Benjamin Schneider:

Several new advocacy groups have sprung up to push for better housing policies at the state and national level. Their first job: Communicating how significant the problem really is.
 
 The advertising executive Michael Franzini, founder of the nonprofit ad agency Public Interest, has created campaigns to fight AIDS, spur Holocaust awareness, and advocate for STEM education. The cause driving his latest campaign is a tricky one: He wants to bring housing policy—a topic that is now largely the purview of wonks, developers, big city activists, and a select few politicians—into the forefront of our national discourse.
 
 “In the same way that Al Gore put climate change on the map, that’s what we’re hoping to do,” Franzini said. “We want everyone to start demanding change.”
 
 To pull that off, Franzini and Public Interest developed a campaign called Home1, which so far consists of a series of slick explainer-style public service announcements detailing the roots of the current affordable housing crisis.

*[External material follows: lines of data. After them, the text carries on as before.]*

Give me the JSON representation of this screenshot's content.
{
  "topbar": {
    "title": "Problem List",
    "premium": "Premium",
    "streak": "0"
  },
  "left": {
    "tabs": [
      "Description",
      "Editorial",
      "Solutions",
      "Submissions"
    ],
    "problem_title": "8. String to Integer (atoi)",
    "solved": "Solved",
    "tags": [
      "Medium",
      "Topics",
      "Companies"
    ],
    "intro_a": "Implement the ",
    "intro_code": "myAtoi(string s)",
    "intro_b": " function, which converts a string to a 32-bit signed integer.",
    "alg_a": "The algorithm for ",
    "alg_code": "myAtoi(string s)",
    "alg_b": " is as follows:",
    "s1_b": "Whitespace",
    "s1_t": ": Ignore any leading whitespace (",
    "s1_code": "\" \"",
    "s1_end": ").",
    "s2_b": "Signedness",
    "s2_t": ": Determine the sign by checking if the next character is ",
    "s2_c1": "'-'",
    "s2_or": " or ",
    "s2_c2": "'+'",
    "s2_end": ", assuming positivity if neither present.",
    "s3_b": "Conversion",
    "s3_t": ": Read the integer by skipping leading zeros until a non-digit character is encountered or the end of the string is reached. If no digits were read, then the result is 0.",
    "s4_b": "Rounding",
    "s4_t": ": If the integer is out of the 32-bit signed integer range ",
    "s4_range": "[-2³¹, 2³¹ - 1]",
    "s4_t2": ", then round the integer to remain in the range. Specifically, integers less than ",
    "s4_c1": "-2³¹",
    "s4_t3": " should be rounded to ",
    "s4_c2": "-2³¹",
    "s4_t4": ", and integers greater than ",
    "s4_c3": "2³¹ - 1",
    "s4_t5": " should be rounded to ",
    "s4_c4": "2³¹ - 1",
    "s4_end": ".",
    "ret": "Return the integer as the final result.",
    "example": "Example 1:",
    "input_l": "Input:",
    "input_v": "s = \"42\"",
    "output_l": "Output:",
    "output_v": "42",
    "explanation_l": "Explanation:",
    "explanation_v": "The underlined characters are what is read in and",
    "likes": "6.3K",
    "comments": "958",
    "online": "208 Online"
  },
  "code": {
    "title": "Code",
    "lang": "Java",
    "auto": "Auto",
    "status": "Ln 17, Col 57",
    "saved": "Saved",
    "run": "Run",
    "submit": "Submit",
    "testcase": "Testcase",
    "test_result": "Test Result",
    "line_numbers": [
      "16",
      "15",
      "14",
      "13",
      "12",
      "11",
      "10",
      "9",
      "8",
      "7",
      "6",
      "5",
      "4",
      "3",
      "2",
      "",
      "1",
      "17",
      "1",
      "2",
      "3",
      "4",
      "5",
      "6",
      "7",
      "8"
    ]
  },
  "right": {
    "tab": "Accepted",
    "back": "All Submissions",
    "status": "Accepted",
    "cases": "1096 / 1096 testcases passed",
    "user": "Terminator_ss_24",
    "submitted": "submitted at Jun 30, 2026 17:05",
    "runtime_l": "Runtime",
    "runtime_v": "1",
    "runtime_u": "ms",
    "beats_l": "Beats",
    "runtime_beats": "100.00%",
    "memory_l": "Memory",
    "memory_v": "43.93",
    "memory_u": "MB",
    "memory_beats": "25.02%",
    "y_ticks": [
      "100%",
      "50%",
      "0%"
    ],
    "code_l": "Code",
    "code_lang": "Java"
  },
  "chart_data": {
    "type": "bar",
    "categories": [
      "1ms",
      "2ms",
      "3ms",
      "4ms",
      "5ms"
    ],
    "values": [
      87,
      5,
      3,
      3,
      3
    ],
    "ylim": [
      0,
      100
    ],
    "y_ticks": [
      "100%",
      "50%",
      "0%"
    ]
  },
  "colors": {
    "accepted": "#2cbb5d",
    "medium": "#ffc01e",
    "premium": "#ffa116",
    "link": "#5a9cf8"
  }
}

Soon to come: a feature-length documentary that he hopes could be affordable housing’s Inconvenient Truth.
 
 “There is no greater crisis that, at least in my lifetime, has ever faced our country and not been talked about,” Franzini said. “And the reasons for that are all about how it is communicated… As soon as you start talking about the nuts and bolts of it, people glaze over.”